• [TASK REQUIREMENTS]:
Find the lines in the records below that contain "PowerPoint", and report each of them.

• [SUPPLIED DATA]:
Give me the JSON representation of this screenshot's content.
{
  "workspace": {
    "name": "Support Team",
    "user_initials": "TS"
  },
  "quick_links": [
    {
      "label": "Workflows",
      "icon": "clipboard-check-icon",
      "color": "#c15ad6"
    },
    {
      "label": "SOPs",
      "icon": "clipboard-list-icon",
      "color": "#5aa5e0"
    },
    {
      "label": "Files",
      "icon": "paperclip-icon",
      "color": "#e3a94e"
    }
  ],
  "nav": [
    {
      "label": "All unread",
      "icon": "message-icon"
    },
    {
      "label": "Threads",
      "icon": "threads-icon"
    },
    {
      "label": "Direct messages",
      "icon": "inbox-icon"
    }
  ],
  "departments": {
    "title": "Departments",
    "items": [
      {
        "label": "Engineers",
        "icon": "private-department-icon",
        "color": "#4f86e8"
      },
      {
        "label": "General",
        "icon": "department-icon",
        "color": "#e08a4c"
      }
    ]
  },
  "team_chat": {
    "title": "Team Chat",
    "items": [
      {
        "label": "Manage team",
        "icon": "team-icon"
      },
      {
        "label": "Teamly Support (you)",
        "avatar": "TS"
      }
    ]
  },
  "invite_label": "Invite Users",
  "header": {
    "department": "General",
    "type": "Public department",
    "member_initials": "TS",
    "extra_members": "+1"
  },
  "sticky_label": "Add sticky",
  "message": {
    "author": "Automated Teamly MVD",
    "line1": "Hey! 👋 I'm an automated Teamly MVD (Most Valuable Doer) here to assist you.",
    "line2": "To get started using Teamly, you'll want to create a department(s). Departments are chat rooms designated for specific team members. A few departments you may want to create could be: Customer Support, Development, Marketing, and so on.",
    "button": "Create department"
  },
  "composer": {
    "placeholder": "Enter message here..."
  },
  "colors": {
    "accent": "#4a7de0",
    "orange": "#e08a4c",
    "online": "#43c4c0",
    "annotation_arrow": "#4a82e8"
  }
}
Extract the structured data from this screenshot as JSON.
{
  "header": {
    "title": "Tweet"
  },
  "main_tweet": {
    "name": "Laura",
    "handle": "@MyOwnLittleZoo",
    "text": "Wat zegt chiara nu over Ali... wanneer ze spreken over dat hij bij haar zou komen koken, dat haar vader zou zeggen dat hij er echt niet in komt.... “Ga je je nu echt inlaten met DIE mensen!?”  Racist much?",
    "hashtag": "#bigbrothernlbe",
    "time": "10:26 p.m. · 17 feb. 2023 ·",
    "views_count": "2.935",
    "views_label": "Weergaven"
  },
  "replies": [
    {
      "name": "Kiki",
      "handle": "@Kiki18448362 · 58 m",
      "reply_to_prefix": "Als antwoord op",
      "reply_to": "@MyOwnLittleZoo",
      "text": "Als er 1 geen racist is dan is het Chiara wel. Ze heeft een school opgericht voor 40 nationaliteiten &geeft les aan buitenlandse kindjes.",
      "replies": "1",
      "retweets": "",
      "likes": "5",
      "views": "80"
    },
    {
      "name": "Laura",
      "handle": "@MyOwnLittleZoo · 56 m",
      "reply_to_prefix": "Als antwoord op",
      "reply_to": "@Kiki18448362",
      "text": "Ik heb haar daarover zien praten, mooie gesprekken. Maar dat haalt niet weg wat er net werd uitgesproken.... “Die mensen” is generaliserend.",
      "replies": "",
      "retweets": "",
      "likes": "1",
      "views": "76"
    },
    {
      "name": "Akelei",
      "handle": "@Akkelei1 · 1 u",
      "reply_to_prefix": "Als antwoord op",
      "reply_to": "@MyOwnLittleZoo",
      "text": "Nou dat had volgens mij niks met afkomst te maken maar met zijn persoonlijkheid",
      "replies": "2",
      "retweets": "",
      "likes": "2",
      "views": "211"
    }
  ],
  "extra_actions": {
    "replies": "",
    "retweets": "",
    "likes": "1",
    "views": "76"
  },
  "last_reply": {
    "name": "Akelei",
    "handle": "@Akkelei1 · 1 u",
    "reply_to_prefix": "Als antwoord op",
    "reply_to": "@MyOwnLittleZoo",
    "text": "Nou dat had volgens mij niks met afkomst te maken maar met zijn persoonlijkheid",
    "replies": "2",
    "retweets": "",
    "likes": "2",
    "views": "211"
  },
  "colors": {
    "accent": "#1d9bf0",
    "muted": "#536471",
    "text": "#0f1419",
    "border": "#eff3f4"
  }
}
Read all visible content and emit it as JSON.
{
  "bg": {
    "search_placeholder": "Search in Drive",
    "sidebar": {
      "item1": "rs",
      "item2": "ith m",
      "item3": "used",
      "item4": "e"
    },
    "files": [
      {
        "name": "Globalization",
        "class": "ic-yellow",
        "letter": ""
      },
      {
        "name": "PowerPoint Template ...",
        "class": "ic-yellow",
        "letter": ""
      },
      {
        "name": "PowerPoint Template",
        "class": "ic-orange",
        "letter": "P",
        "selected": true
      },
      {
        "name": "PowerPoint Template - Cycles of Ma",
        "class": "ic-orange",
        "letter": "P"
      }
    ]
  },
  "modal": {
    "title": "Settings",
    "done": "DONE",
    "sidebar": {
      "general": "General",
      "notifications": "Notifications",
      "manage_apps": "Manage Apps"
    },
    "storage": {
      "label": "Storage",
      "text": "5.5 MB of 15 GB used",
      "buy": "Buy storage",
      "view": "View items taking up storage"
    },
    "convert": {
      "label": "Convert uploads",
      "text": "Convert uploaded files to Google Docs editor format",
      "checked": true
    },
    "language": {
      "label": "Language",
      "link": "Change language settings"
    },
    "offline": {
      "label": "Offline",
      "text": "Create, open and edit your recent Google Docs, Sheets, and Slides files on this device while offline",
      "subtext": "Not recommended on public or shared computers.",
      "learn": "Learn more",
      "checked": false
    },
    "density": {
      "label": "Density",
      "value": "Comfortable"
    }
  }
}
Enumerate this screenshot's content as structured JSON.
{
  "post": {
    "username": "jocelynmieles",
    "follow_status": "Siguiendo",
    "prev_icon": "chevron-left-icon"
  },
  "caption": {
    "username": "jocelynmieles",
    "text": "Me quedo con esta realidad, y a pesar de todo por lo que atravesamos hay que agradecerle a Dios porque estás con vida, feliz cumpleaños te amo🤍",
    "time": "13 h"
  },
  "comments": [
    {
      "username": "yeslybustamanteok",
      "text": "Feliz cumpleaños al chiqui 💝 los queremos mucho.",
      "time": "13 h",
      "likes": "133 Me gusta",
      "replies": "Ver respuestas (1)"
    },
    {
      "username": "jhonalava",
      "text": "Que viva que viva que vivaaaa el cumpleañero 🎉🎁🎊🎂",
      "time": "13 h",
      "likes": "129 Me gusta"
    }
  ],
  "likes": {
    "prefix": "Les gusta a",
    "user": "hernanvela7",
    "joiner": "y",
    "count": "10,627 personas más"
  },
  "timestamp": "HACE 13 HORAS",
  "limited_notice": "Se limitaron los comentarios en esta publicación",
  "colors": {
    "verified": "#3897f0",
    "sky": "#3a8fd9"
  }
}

• [RESULT OF THE TASK]:
        "name": "PowerPoint Template ...",
        "name": "PowerPoint Template",
        "name": "PowerPoint Template - Cycles of Ma",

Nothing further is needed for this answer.